GIVEN RECORDS Block Start
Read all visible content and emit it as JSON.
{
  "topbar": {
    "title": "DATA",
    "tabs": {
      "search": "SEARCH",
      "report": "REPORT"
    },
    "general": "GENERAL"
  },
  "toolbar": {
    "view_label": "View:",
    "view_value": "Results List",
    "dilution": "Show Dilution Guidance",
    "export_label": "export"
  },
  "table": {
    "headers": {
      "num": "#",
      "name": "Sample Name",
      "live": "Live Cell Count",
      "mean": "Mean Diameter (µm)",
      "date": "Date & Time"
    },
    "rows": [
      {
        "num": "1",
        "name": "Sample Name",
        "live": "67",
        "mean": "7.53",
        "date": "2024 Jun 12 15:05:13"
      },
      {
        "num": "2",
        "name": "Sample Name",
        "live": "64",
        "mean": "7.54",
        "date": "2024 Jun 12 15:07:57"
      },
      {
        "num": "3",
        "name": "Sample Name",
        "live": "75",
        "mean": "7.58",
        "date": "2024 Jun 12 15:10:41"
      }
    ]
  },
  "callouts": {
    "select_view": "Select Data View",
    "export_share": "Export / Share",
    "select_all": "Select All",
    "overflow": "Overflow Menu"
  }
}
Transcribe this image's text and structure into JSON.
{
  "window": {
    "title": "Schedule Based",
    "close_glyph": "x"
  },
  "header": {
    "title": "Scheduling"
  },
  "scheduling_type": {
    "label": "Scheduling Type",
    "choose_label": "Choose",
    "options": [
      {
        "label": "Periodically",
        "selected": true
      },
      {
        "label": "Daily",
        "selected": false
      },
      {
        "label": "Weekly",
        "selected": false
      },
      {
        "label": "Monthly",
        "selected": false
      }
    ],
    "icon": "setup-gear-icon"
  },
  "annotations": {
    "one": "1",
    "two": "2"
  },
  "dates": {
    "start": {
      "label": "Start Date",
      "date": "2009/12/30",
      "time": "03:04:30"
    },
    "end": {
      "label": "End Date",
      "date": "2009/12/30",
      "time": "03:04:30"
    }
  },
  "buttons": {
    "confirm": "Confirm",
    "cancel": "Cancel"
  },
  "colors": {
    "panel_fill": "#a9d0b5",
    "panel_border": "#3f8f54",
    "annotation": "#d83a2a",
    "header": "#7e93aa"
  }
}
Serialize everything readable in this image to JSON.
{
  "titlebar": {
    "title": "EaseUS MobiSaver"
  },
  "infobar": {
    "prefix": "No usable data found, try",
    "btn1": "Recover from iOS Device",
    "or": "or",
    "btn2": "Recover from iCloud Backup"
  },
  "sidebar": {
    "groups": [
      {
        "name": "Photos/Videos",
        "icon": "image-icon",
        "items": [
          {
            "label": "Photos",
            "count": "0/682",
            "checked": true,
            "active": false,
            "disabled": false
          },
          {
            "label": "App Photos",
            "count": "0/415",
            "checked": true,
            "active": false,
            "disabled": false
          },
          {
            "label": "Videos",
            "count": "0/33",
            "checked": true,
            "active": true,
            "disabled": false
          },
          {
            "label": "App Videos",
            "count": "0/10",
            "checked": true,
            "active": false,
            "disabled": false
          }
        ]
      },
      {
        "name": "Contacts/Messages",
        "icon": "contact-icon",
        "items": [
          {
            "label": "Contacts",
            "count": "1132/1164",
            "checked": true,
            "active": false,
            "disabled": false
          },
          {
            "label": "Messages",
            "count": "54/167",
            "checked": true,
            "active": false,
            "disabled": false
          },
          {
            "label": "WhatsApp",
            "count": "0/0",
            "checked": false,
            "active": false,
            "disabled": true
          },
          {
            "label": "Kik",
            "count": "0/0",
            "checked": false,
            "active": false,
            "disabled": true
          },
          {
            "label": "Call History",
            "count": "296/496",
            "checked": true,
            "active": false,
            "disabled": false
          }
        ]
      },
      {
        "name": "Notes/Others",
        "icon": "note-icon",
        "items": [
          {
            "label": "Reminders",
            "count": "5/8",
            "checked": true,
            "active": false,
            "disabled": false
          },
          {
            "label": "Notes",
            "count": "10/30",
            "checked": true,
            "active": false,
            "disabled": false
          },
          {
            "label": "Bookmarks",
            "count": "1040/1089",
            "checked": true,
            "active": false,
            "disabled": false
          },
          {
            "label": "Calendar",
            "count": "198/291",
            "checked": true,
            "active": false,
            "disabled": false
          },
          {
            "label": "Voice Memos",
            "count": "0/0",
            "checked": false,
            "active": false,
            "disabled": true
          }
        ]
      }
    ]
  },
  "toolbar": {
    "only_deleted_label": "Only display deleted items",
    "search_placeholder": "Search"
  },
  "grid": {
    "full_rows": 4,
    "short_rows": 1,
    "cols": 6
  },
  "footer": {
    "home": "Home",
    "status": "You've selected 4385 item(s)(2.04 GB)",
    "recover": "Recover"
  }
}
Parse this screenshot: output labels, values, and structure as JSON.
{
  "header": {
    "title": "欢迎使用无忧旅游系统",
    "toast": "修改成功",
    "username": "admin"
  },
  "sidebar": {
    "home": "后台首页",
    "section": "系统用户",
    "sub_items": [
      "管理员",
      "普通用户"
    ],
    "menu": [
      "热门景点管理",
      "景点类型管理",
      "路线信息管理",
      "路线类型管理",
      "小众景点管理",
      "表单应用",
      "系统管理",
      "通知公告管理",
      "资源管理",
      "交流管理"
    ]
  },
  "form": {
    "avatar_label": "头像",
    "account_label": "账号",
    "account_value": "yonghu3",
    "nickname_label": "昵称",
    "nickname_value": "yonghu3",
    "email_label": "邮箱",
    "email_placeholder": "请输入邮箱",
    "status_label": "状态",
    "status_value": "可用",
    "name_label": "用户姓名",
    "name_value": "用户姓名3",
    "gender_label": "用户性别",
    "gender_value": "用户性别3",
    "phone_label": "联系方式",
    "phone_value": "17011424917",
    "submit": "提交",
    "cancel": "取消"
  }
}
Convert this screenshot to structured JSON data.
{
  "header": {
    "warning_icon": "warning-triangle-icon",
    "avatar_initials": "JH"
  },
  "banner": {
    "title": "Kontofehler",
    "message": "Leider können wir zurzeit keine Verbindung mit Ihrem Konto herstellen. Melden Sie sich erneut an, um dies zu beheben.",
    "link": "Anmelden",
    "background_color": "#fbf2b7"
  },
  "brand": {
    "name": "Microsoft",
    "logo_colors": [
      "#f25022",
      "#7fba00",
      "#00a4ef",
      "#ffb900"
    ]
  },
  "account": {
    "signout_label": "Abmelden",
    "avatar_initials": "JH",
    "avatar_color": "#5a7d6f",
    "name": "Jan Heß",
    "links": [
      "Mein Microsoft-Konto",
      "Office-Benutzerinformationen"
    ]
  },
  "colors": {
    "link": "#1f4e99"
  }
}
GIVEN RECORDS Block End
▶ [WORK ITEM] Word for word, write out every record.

▶ [ANSWER TO THE EXERCISE]
Read all visible content and emit it as JSON.
{
  "topbar": {
    "title": "DATA",
    "tabs": {
      "search": "SEARCH",
      "report": "REPORT"
    },
    "general": "GENERAL"
  },
  "toolbar": {
    "view_label": "View:",
    "view_value": "Results List",
    "dilution": "Show Dilution Guidance",
    "export_label": "export"
  },
  "table": {
    "headers": {
      "num": "#",
      "name": "Sample Name",
      "live": "Live Cell Count",
      "mean": "Mean Diameter (µm)",
      "date": "Date & Time"
    },
    "rows": [
      {
        "num": "1",
        "name": "Sample Name",
        "live": "67",
        "mean": "7.53",
        "date": "2024 Jun 12 15:05:13"
      },
      {
        "num": "2",
        "name": "Sample Name",
        "live": "64",
        "mean": "7.54",
        "date": "2024 Jun 12 15:07:57"
      },
      {
        "num": "3",
        "name": "Sample Name",
        "live": "75",
        "mean": "7.58",
        "date": "2024 Jun 12 15:10:41"
      }
    ]
  },
  "callouts": {
    "select_view": "Select Data View",
    "export_share": "Export / Share",
    "select_all": "Select All",
    "overflow": "Overflow Menu"
  }
}
Transcribe this image's text and structure into JSON.
{
  "window": {
    "title": "Schedule Based",
    "close_glyph": "x"
  },
  "header": {
    "title": "Scheduling"
  },
  "scheduling_type": {
    "label": "Scheduling Type",
    "choose_label": "Choose",
    "options": [
      {
        "label": "Periodically",
        "selected": true
      },
      {
        "label": "Daily",
        "selected": false
      },
      {
        "label": "Weekly",
        "selected": false
      },
      {
        "label": "Monthly",
        "selected": false
      }
    ],
    "icon": "setup-gear-icon"
  },
  "annotations": {
    "one": "1",
    "two": "2"
  },
  "dates": {
    "start": {
      "label": "Start Date",
      "date": "2009/12/30",
      "time": "03:04:30"
    },
    "end": {
      "label": "End Date",
      "date": "2009/12/30",
      "time": "03:04:30"
    }
  },
  "buttons": {
    "confirm": "Confirm",
    "cancel": "Cancel"
  },
  "colors": {
    "panel_fill": "#a9d0b5",
    "panel_border": "#3f8f54",
    "annotation": "#d83a2a",
    "header": "#7e93aa"
  }
}
Serialize everything readable in this image to JSON.
{
  "titlebar": {
    "title": "EaseUS MobiSaver"
  },
  "infobar": {
    "prefix": "No usable data found, try",
    "btn1": "Recover from iOS Device",
    "or": "or",
    "btn2": "Recover from iCloud Backup"
  },
  "sidebar": {
    "groups": [
      {
        "name": "Photos/Videos",
        "icon": "image-icon",
        "items": [
          {
            "label": "Photos",
            "count": "0/682",
            "checked": true,
            "active": false,
            "disabled": false
          },
          {
            "label": "App Photos",
            "count": "0/415",
            "checked": true,
            "active": false,
            "disabled": false
          },
          {
            "label": "Videos",
            "count": "0/33",
            "checked": true,
            "active": true,
            "disabled": false
          },
          {
            "label": "App Videos",
            "count": "0/10",
            "checked": true,
            "active": false,
            "disabled": false
          }
        ]
      },
      {
        "name": "Contacts/Messages",
        "icon": "contact-icon",
        "items": [
          {
            "label": "Contacts",
            "count": "1132/1164",
            "checked": true,
            "active": false,
            "disabled": false
          },
          {
            "label": "Messages",
            "count": "54/167",
            "checked": true,
            "active": false,
            "disabled": false
          },
          {
            "label": "WhatsApp",
            "count": "0/0",
            "checked": false,
            "active": false,
            "disabled": true
          },
          {
            "label": "Kik",
            "count": "0/0",
            "checked": false,
            "active": false,
            "disabled": true
          },
          {
            "label": "Call History",
            "count": "296/496",
            "checked": true,
            "active": false,
            "disabled": false
          }
        ]
      },
      {
        "name": "Notes/Others",
        "icon": "note-icon",
        "items": [
          {
            "label": "Reminders",
            "count": "5/8",
            "checked": true,
            "active": false,
            "disabled": false
          },
          {
            "label": "Notes",
            "count": "10/30",
            "checked": true,
            "active": false,
            "disabled": false
          },
          {
            "label": "Bookmarks",
            "count": "1040/1089",
            "checked": true,
            "active": false,
            "disabled": false
          },
          {
            "label": "Calendar",
            "count": "198/291",
            "checked": true,
            "active": false,
            "disabled": false
          },
          {
            "label": "Voice Memos",
            "count": "0/0",
            "checked": false,
            "active": false,
            "disabled": true
          }
        ]
      }
    ]
  },
  "toolbar": {
    "only_deleted_label": "Only display deleted items",
    "search_placeholder": "Search"
  },
  "grid": {
    "full_rows": 4,
    "short_rows": 1,
    "cols": 6
  },
  "footer": {
    "home": "Home",
    "status": "You've selected 4385 item(s)(2.04 GB)",
    "recover": "Recover"
  }
}
Parse this screenshot: output labels, values, and structure as JSON.
{
  "header": {
    "title": "欢迎使用无忧旅游系统",
    "toast": "修改成功",
    "username": "admin"
  },
  "sidebar": {
    "home": "后台首页",
    "section": "系统用户",
    "sub_items": [
      "管理员",
      "普通用户"
    ],
    "menu": [
      "热门景点管理",
      "景点类型管理",
      "路线信息管理",
      "路线类型管理",
      "小众景点管理",
      "表单应用",
      "系统管理",
      "通知公告管理",
      "资源管理",
      "交流管理"
    ]
  },
  "form": {
    "avatar_label": "头像",
    "account_label": "账号",
    "account_value": "yonghu3",
    "nickname_label": "昵称",
    "nickname_value": "yonghu3",
    "email_label": "邮箱",
    "email_placeholder": "请输入邮箱",
    "status_label": "状态",
    "status_value": "可用",
    "name_label": "用户姓名",
    "name_value": "用户姓名3",
    "gender_label": "用户性别",
    "gender_value": "用户性别3",
    "phone_label": "联系方式",
    "phone_value": "17011424917",
    "submit": "提交",
    "cancel": "取消"
  }
}
Convert this screenshot to structured JSON data.
{
  "header": {
    "warning_icon": "warning-triangle-icon",
    "avatar_initials": "JH"
  },
  "banner": {
    "title": "Kontofehler",
    "message": "Leider können wir zurzeit keine Verbindung mit Ihrem Konto herstellen. Melden Sie sich erneut an, um dies zu beheben.",
    "link": "Anmelden",
    "background_color": "#fbf2b7"
  },
  "brand": {
    "name": "Microsoft",
    "logo_colors": [
      "#f25022",
      "#7fba00",
      "#00a4ef",
      "#ffb900"
    ]
  },
  "account": {
    "signout_label": "Abmelden",
    "avatar_initials": "JH",
    "avatar_color": "#5a7d6f",
    "name": "Jan Heß",
    "links": [
      "Mein Microsoft-Konto",
      "Office-Benutzerinformationen"
    ]
  },
  "colors": {
    "link": "#1f4e99"
  }
}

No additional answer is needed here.